Keep only the lines of the data below that contain "icon", and copy them.

Interface dataset entries
= Beginning of Section =

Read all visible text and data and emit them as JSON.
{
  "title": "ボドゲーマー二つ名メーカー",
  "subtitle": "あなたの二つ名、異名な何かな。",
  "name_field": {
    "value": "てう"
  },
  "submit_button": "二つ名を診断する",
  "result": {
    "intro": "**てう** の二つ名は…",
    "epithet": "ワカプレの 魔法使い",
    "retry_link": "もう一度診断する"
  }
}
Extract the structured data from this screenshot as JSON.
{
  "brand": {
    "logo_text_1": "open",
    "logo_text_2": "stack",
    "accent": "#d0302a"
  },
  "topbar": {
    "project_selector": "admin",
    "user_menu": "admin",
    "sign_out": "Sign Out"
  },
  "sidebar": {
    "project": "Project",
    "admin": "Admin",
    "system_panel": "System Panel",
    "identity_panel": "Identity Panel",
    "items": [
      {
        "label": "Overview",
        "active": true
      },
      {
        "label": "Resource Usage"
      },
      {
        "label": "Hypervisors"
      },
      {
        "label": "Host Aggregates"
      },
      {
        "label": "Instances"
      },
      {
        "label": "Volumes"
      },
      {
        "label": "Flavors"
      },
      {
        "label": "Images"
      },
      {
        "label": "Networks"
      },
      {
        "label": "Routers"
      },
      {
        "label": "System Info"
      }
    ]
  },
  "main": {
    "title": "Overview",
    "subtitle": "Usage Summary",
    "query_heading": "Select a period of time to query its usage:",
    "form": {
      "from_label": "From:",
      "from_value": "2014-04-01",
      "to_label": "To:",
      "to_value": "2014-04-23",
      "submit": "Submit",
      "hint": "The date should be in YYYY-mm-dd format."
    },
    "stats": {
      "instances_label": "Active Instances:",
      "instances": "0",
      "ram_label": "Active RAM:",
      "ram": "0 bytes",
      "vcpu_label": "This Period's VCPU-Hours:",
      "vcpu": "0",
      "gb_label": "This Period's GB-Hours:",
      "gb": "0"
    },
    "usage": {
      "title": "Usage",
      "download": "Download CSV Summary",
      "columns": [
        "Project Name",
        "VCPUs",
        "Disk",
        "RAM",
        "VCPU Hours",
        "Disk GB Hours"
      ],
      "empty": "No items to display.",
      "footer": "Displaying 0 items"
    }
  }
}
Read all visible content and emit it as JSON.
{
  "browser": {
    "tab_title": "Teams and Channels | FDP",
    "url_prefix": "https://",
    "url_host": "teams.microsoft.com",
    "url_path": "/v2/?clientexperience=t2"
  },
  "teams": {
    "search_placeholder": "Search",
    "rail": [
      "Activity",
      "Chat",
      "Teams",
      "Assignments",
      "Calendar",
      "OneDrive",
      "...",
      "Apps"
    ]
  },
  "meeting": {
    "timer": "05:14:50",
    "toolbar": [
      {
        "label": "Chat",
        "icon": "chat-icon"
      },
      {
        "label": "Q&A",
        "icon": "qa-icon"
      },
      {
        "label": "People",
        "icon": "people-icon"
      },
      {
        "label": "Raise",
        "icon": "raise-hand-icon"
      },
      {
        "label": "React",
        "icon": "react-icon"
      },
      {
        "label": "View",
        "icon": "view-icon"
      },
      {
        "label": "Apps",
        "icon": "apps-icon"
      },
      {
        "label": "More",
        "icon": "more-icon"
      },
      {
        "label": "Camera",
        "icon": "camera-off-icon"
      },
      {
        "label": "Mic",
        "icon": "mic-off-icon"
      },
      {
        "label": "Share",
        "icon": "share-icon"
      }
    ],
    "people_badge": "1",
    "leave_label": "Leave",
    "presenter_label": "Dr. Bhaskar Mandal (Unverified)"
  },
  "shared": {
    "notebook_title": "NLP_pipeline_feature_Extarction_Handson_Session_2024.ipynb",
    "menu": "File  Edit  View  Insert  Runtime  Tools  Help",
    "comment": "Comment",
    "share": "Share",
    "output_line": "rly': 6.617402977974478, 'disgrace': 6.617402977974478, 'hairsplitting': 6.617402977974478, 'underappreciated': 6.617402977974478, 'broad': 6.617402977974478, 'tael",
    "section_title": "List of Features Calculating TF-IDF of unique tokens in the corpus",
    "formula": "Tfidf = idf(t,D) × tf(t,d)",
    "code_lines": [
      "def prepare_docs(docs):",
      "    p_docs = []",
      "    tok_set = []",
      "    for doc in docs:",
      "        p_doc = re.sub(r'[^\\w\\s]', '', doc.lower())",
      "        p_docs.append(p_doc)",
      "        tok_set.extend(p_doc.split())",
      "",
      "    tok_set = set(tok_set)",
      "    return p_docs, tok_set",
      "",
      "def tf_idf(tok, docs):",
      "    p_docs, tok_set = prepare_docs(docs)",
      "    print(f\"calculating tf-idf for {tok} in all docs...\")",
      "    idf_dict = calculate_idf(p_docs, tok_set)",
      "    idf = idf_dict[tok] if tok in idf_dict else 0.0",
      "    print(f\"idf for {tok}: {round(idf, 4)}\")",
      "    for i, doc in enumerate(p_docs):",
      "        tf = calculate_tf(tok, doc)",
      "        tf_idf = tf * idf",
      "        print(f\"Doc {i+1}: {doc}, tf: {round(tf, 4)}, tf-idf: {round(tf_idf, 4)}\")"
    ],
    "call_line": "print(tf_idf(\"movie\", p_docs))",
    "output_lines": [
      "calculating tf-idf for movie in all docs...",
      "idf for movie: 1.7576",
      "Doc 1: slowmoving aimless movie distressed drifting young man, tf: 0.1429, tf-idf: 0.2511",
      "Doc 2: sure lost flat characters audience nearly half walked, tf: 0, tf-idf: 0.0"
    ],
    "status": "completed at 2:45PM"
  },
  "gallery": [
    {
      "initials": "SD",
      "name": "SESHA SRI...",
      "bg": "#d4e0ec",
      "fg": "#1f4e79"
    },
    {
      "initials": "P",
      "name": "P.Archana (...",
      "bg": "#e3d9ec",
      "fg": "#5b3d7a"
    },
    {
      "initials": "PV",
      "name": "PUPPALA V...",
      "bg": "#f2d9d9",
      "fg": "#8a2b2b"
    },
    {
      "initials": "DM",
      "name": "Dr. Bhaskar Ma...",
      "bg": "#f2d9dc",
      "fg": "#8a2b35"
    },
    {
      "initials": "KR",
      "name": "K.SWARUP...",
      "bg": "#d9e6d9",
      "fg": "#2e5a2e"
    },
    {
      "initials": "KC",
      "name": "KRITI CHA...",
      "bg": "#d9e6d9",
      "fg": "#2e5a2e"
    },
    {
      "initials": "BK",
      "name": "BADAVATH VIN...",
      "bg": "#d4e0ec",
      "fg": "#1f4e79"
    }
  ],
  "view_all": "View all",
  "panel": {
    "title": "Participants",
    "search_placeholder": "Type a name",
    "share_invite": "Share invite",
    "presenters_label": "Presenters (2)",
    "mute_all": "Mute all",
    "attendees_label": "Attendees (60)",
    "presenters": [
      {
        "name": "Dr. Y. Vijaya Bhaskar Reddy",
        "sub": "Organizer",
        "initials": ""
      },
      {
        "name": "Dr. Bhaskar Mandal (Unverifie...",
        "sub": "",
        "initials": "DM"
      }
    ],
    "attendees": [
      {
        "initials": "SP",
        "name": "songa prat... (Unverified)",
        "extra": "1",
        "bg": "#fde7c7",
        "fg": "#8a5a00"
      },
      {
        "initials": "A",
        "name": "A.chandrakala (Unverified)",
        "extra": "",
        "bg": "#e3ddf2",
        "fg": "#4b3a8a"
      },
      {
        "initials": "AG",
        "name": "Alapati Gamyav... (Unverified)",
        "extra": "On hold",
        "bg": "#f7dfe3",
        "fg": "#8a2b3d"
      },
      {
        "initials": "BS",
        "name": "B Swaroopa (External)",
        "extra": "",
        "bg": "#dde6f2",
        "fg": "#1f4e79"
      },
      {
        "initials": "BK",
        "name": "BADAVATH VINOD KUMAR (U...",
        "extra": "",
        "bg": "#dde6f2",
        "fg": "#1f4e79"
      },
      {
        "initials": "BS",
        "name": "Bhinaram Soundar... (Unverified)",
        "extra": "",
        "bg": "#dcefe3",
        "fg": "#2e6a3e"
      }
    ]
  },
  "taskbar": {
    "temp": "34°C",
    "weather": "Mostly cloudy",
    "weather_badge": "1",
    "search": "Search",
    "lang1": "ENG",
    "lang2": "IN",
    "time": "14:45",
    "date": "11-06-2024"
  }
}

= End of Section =

◆ OUTPUT FOR THIS EXERCISE:
        "icon": "chat-icon"
        "icon": "qa-icon"
        "icon": "people-icon"
        "icon": "raise-hand-icon"
        "icon": "react-icon"
        "icon": "view-icon"
        "icon": "apps-icon"
        "icon": "more-icon"
        "icon": "camera-off-icon"
        "icon": "mic-off-icon"
        "icon": "share-icon"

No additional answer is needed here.